> [Source records]:
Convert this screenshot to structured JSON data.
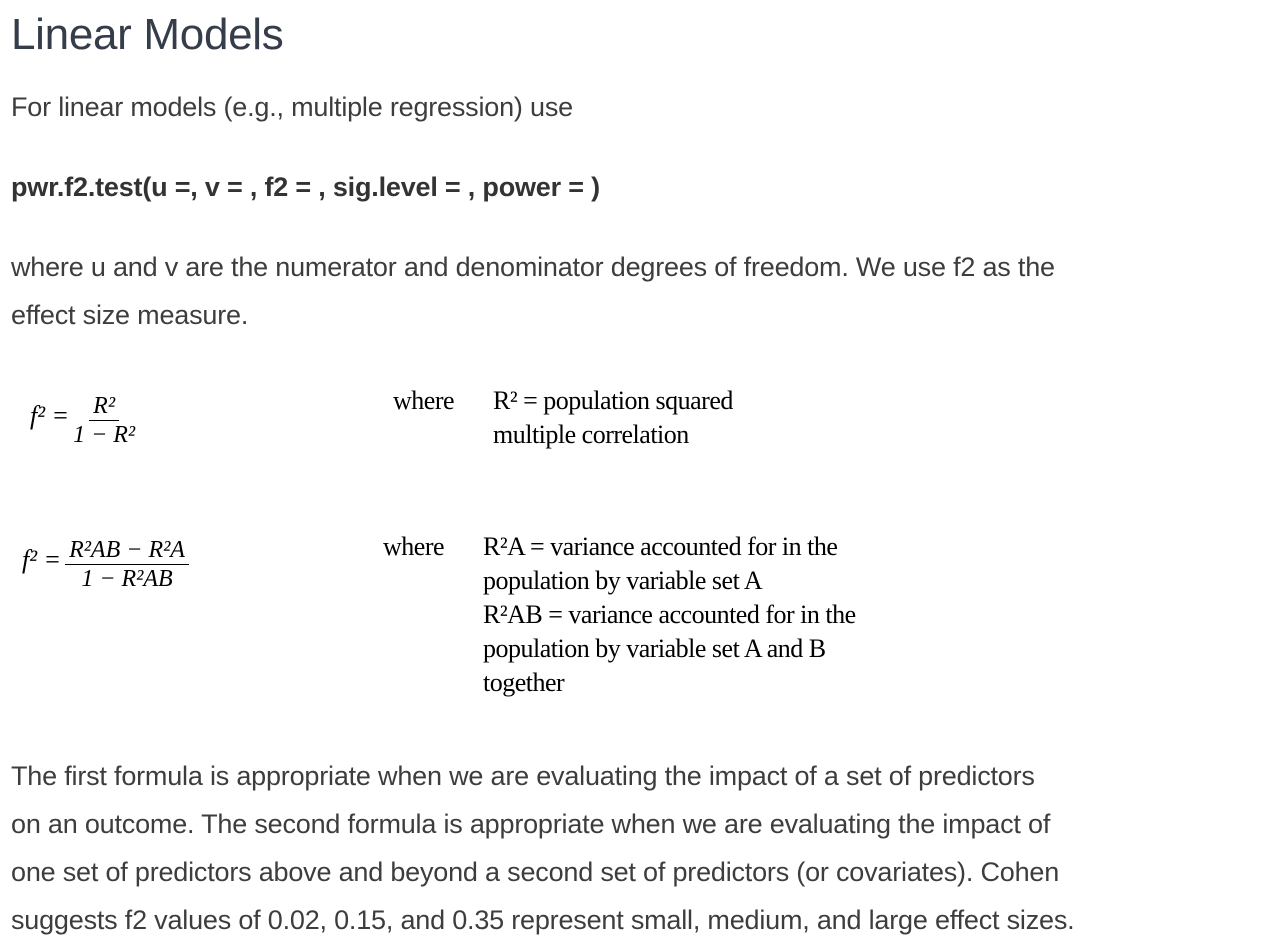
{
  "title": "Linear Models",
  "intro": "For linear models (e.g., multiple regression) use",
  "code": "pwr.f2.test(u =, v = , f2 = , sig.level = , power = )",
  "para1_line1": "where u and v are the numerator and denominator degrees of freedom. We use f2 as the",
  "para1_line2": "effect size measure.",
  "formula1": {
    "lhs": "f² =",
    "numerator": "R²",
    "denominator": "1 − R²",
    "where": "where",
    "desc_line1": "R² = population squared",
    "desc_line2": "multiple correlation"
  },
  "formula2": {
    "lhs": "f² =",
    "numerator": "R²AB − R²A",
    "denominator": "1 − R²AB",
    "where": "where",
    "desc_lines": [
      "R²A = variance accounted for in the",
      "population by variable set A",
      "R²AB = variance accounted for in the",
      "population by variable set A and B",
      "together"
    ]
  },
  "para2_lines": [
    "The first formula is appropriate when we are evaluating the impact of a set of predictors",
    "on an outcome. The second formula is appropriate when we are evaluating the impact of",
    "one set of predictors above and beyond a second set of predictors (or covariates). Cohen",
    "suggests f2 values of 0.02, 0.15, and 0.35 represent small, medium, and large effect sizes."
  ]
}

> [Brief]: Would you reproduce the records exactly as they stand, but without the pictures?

> [Completed task]:
Convert this screenshot to structured JSON data.
{
  "title": "Linear Models",
  "intro": "For linear models (e.g., multiple regression) use",
  "code": "pwr.f2.test(u =, v = , f2 = , sig.level = , power = )",
  "para1_line1": "where u and v are the numerator and denominator degrees of freedom. We use f2 as the",
  "para1_line2": "effect size measure.",
  "formula1": {
    "lhs": "f² =",
    "numerator": "R²",
    "denominator": "1 − R²",
    "where": "where",
    "desc_line1": "R² = population squared",
    "desc_line2": "multiple correlation"
  },
  "formula2": {
    "lhs": "f² =",
    "numerator": "R²AB − R²A",
    "denominator": "1 − R²AB",
    "where": "where",
    "desc_lines": [
      "R²A = variance accounted for in the",
      "population by variable set A",
      "R²AB = variance accounted for in the",
      "population by variable set A and B",
      "together"
    ]
  },
  "para2_lines": [
    "The first formula is appropriate when we are evaluating the impact of a set of predictors",
    "on an outcome. The second formula is appropriate when we are evaluating the impact of",
    "one set of predictors above and beyond a second set of predictors (or covariates). Cohen",
    "suggests f2 values of 0.02, 0.15, and 0.35 represent small, medium, and large effect sizes."
  ]
}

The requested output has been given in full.